Task goal:
Output each record exactly as given. Leave out every picture.

Items from a data source
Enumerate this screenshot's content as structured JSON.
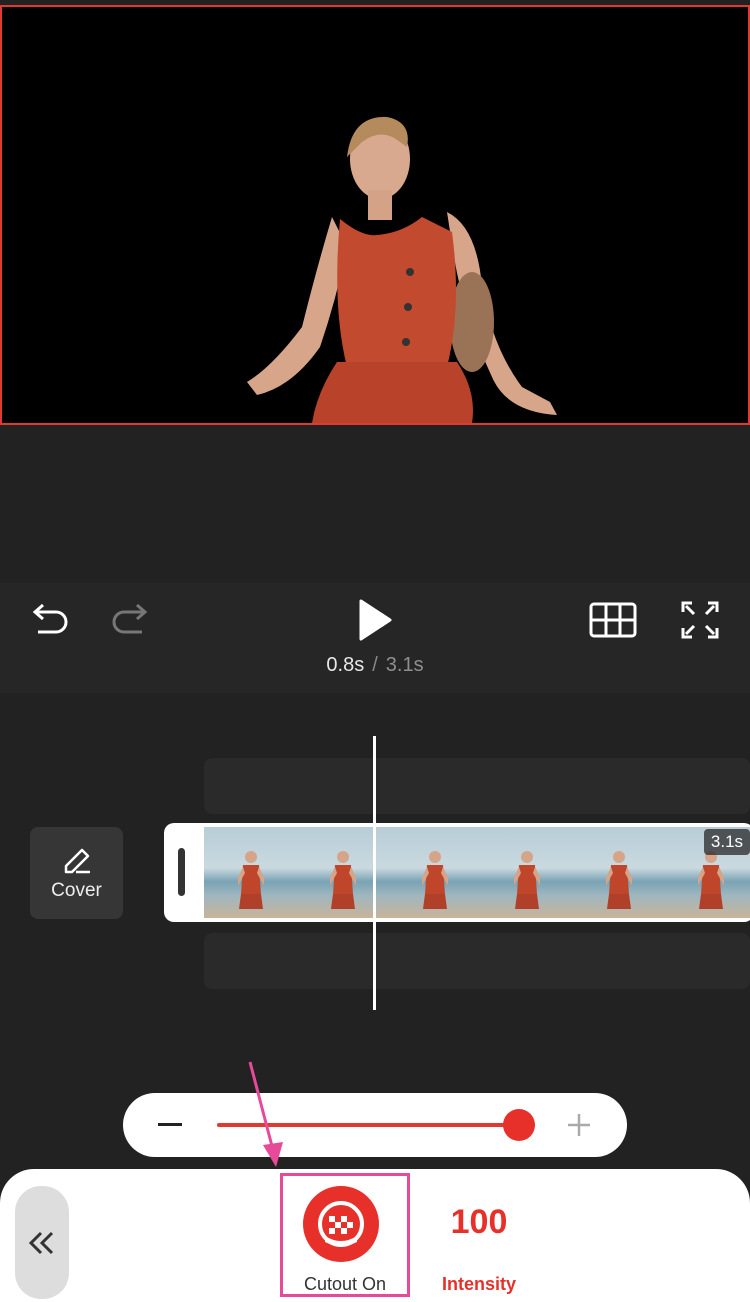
{
  "playback": {
    "current_time": "0.8s",
    "separator": "/",
    "total_time": "3.1s"
  },
  "timeline": {
    "cover_label": "Cover",
    "clip_duration": "3.1s",
    "frame_count": 6
  },
  "slider": {
    "value": 100,
    "max": 100
  },
  "bottom_panel": {
    "cutout_label": "Cutout On",
    "intensity_value": "100",
    "intensity_label": "Intensity"
  },
  "icons": {
    "undo": "undo-icon",
    "redo": "redo-icon",
    "play": "play-icon",
    "grid": "grid-icon",
    "fullscreen": "fullscreen-icon",
    "edit": "pencil-icon",
    "back": "double-chevron-left-icon",
    "cutout": "cutout-icon"
  },
  "colors": {
    "accent": "#e8302a",
    "highlight": "#e84a9a",
    "background": "#222222"
  }
}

Reply to the task:
Enumerate this screenshot's content as structured JSON.
{
  "playback": {
    "current_time": "0.8s",
    "separator": "/",
    "total_time": "3.1s"
  },
  "timeline": {
    "cover_label": "Cover",
    "clip_duration": "3.1s",
    "frame_count": 6
  },
  "slider": {
    "value": 100,
    "max": 100
  },
  "bottom_panel": {
    "cutout_label": "Cutout On",
    "intensity_value": "100",
    "intensity_label": "Intensity"
  },
  "icons": {
    "undo": "undo-icon",
    "redo": "redo-icon",
    "play": "play-icon",
    "grid": "grid-icon",
    "fullscreen": "fullscreen-icon",
    "edit": "pencil-icon",
    "back": "double-chevron-left-icon",
    "cutout": "cutout-icon"
  },
  "colors": {
    "accent": "#e8302a",
    "highlight": "#e84a9a",
    "background": "#222222"
  }
}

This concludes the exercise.